Work to be completed: Retype the data exactly, so that every line matches the original.

Exercise material:
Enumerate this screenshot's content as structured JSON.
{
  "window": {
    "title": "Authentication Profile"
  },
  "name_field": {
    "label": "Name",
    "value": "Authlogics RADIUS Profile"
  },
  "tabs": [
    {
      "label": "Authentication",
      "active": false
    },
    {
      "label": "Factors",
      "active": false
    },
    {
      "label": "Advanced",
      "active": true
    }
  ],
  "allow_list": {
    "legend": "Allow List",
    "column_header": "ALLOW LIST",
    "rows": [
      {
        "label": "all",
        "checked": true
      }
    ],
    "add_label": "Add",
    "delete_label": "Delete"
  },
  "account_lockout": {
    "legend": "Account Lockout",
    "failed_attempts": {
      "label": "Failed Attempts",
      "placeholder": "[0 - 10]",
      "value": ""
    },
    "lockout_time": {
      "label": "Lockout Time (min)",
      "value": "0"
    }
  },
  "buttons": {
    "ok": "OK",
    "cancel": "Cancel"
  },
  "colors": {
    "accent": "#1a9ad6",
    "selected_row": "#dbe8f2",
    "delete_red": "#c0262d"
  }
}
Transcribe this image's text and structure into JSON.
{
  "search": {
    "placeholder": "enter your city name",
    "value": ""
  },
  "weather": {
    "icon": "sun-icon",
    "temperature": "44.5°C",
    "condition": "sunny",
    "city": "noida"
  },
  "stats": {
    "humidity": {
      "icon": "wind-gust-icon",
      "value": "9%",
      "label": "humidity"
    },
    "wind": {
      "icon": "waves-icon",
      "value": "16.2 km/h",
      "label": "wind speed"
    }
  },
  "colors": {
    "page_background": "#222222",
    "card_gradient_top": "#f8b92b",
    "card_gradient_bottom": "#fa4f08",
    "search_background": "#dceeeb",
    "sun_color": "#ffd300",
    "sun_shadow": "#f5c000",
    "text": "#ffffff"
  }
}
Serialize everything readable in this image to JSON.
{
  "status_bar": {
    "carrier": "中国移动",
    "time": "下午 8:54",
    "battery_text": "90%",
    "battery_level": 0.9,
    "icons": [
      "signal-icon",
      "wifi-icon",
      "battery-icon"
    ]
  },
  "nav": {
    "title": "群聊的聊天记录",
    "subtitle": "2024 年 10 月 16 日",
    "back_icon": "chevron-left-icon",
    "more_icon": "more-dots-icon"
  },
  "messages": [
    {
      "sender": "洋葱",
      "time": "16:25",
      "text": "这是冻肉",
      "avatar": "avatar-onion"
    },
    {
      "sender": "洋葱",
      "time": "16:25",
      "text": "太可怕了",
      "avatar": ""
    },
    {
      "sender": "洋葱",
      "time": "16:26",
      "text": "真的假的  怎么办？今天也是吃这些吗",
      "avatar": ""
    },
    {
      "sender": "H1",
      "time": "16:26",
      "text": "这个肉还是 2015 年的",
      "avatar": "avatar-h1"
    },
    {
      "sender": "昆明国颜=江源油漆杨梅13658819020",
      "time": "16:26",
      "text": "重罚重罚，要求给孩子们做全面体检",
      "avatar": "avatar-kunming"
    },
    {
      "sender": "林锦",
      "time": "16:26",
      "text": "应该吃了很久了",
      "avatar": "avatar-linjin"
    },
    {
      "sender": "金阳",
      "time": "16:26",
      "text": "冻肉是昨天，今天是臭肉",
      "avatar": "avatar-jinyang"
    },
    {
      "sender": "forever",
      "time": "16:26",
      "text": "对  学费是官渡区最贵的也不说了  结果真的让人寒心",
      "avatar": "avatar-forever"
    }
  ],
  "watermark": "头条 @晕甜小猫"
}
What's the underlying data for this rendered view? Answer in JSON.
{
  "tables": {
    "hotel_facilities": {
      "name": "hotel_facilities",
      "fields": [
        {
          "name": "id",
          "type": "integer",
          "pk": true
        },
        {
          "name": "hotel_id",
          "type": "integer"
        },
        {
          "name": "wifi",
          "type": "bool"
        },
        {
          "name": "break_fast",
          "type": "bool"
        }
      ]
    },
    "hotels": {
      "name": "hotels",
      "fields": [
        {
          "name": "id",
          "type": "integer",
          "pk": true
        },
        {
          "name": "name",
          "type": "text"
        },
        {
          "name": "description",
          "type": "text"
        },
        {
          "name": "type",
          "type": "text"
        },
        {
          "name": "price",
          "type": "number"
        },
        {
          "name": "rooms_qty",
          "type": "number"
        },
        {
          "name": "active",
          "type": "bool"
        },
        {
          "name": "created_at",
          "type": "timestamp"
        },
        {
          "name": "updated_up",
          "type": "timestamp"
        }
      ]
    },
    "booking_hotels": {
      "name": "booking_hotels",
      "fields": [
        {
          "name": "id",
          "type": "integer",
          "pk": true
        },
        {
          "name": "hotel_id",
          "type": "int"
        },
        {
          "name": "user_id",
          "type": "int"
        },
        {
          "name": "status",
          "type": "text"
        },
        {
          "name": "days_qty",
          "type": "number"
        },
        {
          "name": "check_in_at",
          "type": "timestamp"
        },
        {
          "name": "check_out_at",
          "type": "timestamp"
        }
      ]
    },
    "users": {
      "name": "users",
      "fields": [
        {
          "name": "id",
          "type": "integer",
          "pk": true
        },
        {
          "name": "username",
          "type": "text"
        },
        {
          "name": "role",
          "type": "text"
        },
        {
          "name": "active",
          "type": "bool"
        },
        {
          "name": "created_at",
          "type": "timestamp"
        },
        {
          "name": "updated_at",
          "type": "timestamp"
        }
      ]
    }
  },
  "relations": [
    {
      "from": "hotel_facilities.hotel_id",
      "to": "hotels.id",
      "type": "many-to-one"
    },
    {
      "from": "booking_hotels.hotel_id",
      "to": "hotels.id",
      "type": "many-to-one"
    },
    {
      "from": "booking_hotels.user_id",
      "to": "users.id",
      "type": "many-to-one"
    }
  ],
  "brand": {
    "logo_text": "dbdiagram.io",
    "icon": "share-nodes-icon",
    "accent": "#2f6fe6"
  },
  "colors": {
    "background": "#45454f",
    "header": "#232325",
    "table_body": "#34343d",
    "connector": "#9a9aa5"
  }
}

Answer space:
Enumerate this screenshot's content as structured JSON.
{
  "window": {
    "title": "Authentication Profile"
  },
  "name_field": {
    "label": "Name",
    "value": "Authlogics RADIUS Profile"
  },
  "tabs": [
    {
      "label": "Authentication",
      "active": false
    },
    {
      "label": "Factors",
      "active": false
    },
    {
      "label": "Advanced",
      "active": true
    }
  ],
  "allow_list": {
    "legend": "Allow List",
    "column_header": "ALLOW LIST",
    "rows": [
      {
        "label": "all",
        "checked": true
      }
    ],
    "add_label": "Add",
    "delete_label": "Delete"
  },
  "account_lockout": {
    "legend": "Account Lockout",
    "failed_attempts": {
      "label": "Failed Attempts",
      "placeholder": "[0 - 10]",
      "value": ""
    },
    "lockout_time": {
      "label": "Lockout Time (min)",
      "value": "0"
    }
  },
  "buttons": {
    "ok": "OK",
    "cancel": "Cancel"
  },
  "colors": {
    "accent": "#1a9ad6",
    "selected_row": "#dbe8f2",
    "delete_red": "#c0262d"
  }
}
Transcribe this image's text and structure into JSON.
{
  "search": {
    "placeholder": "enter your city name",
    "value": ""
  },
  "weather": {
    "icon": "sun-icon",
    "temperature": "44.5°C",
    "condition": "sunny",
    "city": "noida"
  },
  "stats": {
    "humidity": {
      "icon": "wind-gust-icon",
      "value": "9%",
      "label": "humidity"
    },
    "wind": {
      "icon": "waves-icon",
      "value": "16.2 km/h",
      "label": "wind speed"
    }
  },
  "colors": {
    "page_background": "#222222",
    "card_gradient_top": "#f8b92b",
    "card_gradient_bottom": "#fa4f08",
    "search_background": "#dceeeb",
    "sun_color": "#ffd300",
    "sun_shadow": "#f5c000",
    "text": "#ffffff"
  }
}
Serialize everything readable in this image to JSON.
{
  "status_bar": {
    "carrier": "中国移动",
    "time": "下午 8:54",
    "battery_text": "90%",
    "battery_level": 0.9,
    "icons": [
      "signal-icon",
      "wifi-icon",
      "battery-icon"
    ]
  },
  "nav": {
    "title": "群聊的聊天记录",
    "subtitle": "2024 年 10 月 16 日",
    "back_icon": "chevron-left-icon",
    "more_icon": "more-dots-icon"
  },
  "messages": [
    {
      "sender": "洋葱",
      "time": "16:25",
      "text": "这是冻肉",
      "avatar": "avatar-onion"
    },
    {
      "sender": "洋葱",
      "time": "16:25",
      "text": "太可怕了",
      "avatar": ""
    },
    {
      "sender": "洋葱",
      "time": "16:26",
      "text": "真的假的  怎么办？今天也是吃这些吗",
      "avatar": ""
    },
    {
      "sender": "H1",
      "time": "16:26",
      "text": "这个肉还是 2015 年的",
      "avatar": "avatar-h1"
    },
    {
      "sender": "昆明国颜=江源油漆杨梅13658819020",
      "time": "16:26",
      "text": "重罚重罚，要求给孩子们做全面体检",
      "avatar": "avatar-kunming"
    },
    {
      "sender": "林锦",
      "time": "16:26",
      "text": "应该吃了很久了",
      "avatar": "avatar-linjin"
    },
    {
      "sender": "金阳",
      "time": "16:26",
      "text": "冻肉是昨天，今天是臭肉",
      "avatar": "avatar-jinyang"
    },
    {
      "sender": "forever",
      "time": "16:26",
      "text": "对  学费是官渡区最贵的也不说了  结果真的让人寒心",
      "avatar": "avatar-forever"
    }
  ],
  "watermark": "头条 @晕甜小猫"
}
What's the underlying data for this rendered view? Answer in JSON.
{
  "tables": {
    "hotel_facilities": {
      "name": "hotel_facilities",
      "fields": [
        {
          "name": "id",
          "type": "integer",
          "pk": true
        },
        {
          "name": "hotel_id",
          "type": "integer"
        },
        {
          "name": "wifi",
          "type": "bool"
        },
        {
          "name": "break_fast",
          "type": "bool"
        }
      ]
    },
    "hotels": {
      "name": "hotels",
      "fields": [
        {
          "name": "id",
          "type": "integer",
          "pk": true
        },
        {
          "name": "name",
          "type": "text"
        },
        {
          "name": "description",
          "type": "text"
        },
        {
          "name": "type",
          "type": "text"
        },
        {
          "name": "price",
          "type": "number"
        },
        {
          "name": "rooms_qty",
          "type": "number"
        },
        {
          "name": "active",
          "type": "bool"
        },
        {
          "name": "created_at",
          "type": "timestamp"
        },
        {
          "name": "updated_up",
          "type": "timestamp"
        }
      ]
    },
    "booking_hotels": {
      "name": "booking_hotels",
      "fields": [
        {
          "name": "id",
          "type": "integer",
          "pk": true
        },
        {
          "name": "hotel_id",
          "type": "int"
        },
        {
          "name": "user_id",
          "type": "int"
        },
        {
          "name": "status",
          "type": "text"
        },
        {
          "name": "days_qty",
          "type": "number"
        },
        {
          "name": "check_in_at",
          "type": "timestamp"
        },
        {
          "name": "check_out_at",
          "type": "timestamp"
        }
      ]
    },
    "users": {
      "name": "users",
      "fields": [
        {
          "name": "id",
          "type": "integer",
          "pk": true
        },
        {
          "name": "username",
          "type": "text"
        },
        {
          "name": "role",
          "type": "text"
        },
        {
          "name": "active",
          "type": "bool"
        },
        {
          "name": "created_at",
          "type": "timestamp"
        },
        {
          "name": "updated_at",
          "type": "timestamp"
        }
      ]
    }
  },
  "relations": [
    {
      "from": "hotel_facilities.hotel_id",
      "to": "hotels.id",
      "type": "many-to-one"
    },
    {
      "from": "booking_hotels.hotel_id",
      "to": "hotels.id",
      "type": "many-to-one"
    },
    {
      "from": "booking_hotels.user_id",
      "to": "users.id",
      "type": "many-to-one"
    }
  ],
  "brand": {
    "logo_text": "dbdiagram.io",
    "icon": "share-nodes-icon",
    "accent": "#2f6fe6"
  },
  "colors": {
    "background": "#45454f",
    "header": "#232325",
    "table_body": "#34343d",
    "connector": "#9a9aa5"
  }
}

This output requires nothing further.